The time for applying ectoparasiticides for the control of ailments such as blowfly strike, tick-borne illnesses and deterring nuisance flies is upon us. Reports of blowfly strike have been low to-date, but are steadily on the rise with damp, humid conditions increasing fly activity.
Tick-borne illnesses have become a greater concern earlier in the season in recent years and farmers grazing lands where ticks have become an issue need to be aware of this to protect not only the health of their animals, but also their own health.
May is an awareness month for Lyme disease and other tick-borne diseases, which highlights the gravity of current risks. Hill farms face the greatest challenge in this regard, but more marginal lands with an environment conducive to sustaining a tick population are also at risk.
It is important for farmers to be aware of these risks and tailor their external parasite control programme appropriately.
Table 1 details external parasite control options using blowfly strike as the main concern. It is split into products licensed for plunge dipping and pour-on products.
The product characteristics included in the table have been extracted from the Summary of Product Characteristics (SPC) published by the Health Products Regulatory Authority (HPRA) and, where applicable, from the Veterinary Medicines Directorate (VMD) Product Information Database.
As is quickly evident, the products differ significantly in terms of the range of external parasites they target, whether or not they will treat or prevent the different ailments and the length of protection offered.
There is also significant variance between withdrawal dates, which is important at this stage of the year when lambs may be approaching slaughter.
When selecting products, it is important to look at a number of aspects including the length of protection provided, the withdrawal periods and associated external parasites covered. Different products major on different characteristics and this should be kept in mind when considering cost of treatment.
It is also important to highlight that a number of pour-on products differ significantly, with some providing preventative properties to blowfly, but not treating an established strike and vice versa. CLiK and CLiK Extra provide the longest duration of cover, but also have the greatest withdrawal date.
There is a tendency sometimes among farmers to delay preventative treatments until there is a significant increase in the level of blowfly strike, but it also needs to be taken in to account that there is typically a lower application rate
Youngs Vector is common among hill sheep farmers, as it is the only pour-on product that has preventative properties for both blowfly strike and ticks. Ectofly, CLikZin and Youngs Vector are common options for farmers with aged lambs, as they have a much shorter withdrawal period of seven to eight days.
Products with a shorter claim of cover and products licensed for plunge dipping often come under the spotlight as the season progresses due to the shorter window of cover. Plunge dipping products cannot be equalled in terms of also providing cover for sheep scab and therefore they can be used strategically to cover a number of bases.
Method of application

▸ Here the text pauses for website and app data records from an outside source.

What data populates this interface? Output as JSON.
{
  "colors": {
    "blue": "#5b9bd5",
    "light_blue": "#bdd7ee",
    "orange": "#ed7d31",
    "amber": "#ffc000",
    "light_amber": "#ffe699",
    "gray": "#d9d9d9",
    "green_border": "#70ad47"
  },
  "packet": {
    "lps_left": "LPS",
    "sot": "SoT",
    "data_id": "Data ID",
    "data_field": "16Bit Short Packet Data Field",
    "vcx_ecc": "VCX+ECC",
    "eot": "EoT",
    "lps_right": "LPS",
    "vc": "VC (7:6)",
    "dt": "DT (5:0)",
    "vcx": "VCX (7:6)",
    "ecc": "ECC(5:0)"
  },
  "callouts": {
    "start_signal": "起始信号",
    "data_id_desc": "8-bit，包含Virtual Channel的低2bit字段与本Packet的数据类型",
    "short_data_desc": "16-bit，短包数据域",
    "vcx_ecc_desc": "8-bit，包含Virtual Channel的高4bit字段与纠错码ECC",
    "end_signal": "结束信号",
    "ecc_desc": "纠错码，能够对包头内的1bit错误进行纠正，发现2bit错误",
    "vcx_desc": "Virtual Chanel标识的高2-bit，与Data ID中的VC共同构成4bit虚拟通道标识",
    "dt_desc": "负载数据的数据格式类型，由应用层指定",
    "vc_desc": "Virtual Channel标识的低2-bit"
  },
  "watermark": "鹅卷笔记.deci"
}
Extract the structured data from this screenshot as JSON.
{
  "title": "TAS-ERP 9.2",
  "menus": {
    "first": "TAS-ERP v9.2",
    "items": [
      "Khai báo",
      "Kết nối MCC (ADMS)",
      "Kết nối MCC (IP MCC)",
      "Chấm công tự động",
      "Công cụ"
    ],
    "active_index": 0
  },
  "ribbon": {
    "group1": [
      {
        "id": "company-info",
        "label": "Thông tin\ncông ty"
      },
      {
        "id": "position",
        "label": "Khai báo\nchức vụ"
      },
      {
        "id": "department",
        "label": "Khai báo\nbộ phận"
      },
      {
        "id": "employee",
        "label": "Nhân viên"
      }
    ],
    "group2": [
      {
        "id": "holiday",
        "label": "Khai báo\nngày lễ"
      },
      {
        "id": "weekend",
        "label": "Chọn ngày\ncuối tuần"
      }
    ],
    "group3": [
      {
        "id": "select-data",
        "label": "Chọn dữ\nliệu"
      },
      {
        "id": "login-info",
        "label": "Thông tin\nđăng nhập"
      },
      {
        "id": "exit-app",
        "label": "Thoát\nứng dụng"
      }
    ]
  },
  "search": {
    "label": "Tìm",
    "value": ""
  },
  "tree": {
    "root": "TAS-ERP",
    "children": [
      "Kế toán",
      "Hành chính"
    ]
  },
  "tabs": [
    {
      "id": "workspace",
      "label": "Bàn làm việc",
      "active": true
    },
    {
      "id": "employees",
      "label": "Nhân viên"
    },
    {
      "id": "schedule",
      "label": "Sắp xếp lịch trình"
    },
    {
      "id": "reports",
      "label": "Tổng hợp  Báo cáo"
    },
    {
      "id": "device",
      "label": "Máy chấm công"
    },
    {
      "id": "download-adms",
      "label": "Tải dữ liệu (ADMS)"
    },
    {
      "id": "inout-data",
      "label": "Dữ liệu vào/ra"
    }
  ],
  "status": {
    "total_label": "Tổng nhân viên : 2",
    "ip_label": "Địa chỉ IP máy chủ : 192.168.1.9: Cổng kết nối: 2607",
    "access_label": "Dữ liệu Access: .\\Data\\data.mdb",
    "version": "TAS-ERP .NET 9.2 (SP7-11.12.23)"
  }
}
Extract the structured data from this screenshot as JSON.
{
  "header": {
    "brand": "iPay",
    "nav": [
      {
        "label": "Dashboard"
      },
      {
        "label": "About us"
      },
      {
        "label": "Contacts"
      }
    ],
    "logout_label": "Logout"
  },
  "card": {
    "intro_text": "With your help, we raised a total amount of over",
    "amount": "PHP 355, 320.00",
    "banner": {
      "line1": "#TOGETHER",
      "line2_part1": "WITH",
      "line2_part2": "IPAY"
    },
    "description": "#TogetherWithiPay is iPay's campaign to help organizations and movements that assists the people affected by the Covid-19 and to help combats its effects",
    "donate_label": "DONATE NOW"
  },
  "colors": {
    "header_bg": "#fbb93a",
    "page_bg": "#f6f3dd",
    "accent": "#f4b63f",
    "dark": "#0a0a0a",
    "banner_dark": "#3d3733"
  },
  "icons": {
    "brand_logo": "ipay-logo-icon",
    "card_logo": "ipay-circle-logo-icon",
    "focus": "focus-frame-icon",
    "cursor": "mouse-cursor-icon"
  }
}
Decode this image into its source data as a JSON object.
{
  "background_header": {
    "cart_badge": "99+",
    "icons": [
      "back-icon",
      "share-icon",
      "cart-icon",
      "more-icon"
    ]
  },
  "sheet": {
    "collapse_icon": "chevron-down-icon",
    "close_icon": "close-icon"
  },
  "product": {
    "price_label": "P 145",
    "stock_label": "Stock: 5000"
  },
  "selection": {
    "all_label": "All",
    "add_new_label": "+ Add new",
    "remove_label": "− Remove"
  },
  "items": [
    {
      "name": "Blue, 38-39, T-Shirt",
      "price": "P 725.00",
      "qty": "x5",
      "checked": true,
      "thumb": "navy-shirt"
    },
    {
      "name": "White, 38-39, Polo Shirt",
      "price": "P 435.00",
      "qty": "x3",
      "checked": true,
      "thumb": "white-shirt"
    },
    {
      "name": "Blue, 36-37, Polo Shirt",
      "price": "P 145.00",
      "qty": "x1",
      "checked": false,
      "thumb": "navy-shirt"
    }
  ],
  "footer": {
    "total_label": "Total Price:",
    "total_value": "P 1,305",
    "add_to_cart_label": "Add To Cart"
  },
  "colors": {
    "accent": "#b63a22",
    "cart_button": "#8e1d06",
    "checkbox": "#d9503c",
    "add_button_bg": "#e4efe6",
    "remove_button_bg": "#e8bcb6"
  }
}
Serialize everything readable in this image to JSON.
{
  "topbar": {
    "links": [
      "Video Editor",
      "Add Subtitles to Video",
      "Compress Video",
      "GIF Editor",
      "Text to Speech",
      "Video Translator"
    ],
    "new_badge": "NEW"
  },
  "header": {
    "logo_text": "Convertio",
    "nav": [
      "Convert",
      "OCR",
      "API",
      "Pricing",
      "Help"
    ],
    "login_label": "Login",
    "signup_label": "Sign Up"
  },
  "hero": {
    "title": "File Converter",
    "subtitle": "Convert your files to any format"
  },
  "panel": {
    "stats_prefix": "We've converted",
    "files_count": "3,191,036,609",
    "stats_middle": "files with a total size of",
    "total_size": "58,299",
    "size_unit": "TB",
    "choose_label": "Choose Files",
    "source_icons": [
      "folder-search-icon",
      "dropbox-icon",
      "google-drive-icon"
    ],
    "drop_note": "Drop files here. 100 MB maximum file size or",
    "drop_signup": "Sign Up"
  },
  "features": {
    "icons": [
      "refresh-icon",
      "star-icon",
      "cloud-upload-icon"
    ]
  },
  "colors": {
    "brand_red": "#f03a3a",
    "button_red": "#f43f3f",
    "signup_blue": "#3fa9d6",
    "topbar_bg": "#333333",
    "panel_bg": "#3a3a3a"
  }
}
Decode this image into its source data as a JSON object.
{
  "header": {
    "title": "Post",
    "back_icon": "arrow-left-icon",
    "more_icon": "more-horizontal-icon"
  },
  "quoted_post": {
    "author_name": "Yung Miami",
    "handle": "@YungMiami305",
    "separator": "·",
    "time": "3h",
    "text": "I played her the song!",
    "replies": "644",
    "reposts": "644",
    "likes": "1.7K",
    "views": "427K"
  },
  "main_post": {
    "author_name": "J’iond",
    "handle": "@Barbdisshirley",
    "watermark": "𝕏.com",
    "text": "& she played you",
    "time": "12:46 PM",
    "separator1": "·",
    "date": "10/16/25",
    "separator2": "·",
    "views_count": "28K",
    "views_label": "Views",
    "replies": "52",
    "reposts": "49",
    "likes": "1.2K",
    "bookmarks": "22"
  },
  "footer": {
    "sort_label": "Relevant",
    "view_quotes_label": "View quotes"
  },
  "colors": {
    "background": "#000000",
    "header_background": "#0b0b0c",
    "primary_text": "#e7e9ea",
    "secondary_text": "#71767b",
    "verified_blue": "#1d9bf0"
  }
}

The application procedure has a big influence on the duration of protection achieved. The mode of action in products such as CLiK is insect growth regulators (IGRs), which essentially stifle any development. Products such as Ectofly in contrast are pyrethroids and work by disrupting an insect’s nervous system, ultimately leading to death.
There are a number of factors that should be followed irrespective of the mode of action. Product should be applied to a clean, dry fleece avoiding contact with rain for six to 12 hours post-application.
We generally do not have to worry about this element, but you should also avoid applying the product in intense heat where there is a risk of evaporation before the product has an opportunity to bind with the fleece.
Protection in pour-on products will also generally only be provided to the area of the fleece it comes in contact with, and as such, it is generally recommended to apply over the shoulders, back and rump.
The cleanliness of the fleece will have an influence on the level of protection and any dirty tailends should be dagged prior to application.
Products such as Ectofly and Youngs Vector, which target a number of external parasites, differ in the mode of application for the different parasite targeted.
This includes applying product with different nozzles and it is important to read manufacturer’s guidelines carefully.
The greatest challenges from several tick-borne diseases in an Irish context are typically tick-borne fever and louping ill.
The clinical symptoms to look out for with tick-borne fever include sheep being lethargic and stiff when moved, failing to eat and running a high temperature.
Louping ill causes neurological issues and creates a nervous disposition in affected sheep.
Sheep tend to develop immunity to disease, leaving young lambs and naïve sheep which have been introduced to the environment most at risk. For each of its three stages of development, a tick needs to feed on blood on a host such as sheep, cattle, dogs, humans etc. It is during this period that disease spreads, with a feeding period lasting anywhere from four to 14 days.
Where animals are grazing in an environment with a heavy tick infestation, it is not uncommon to witness anaemia occur or occasional blood loss.
Where this occurs, ticks will be easily seen on the inner legs and belly region of lambs when turned over. Regular checking of lambs when flocking can help to identify possible issues or highlight the need for treatment.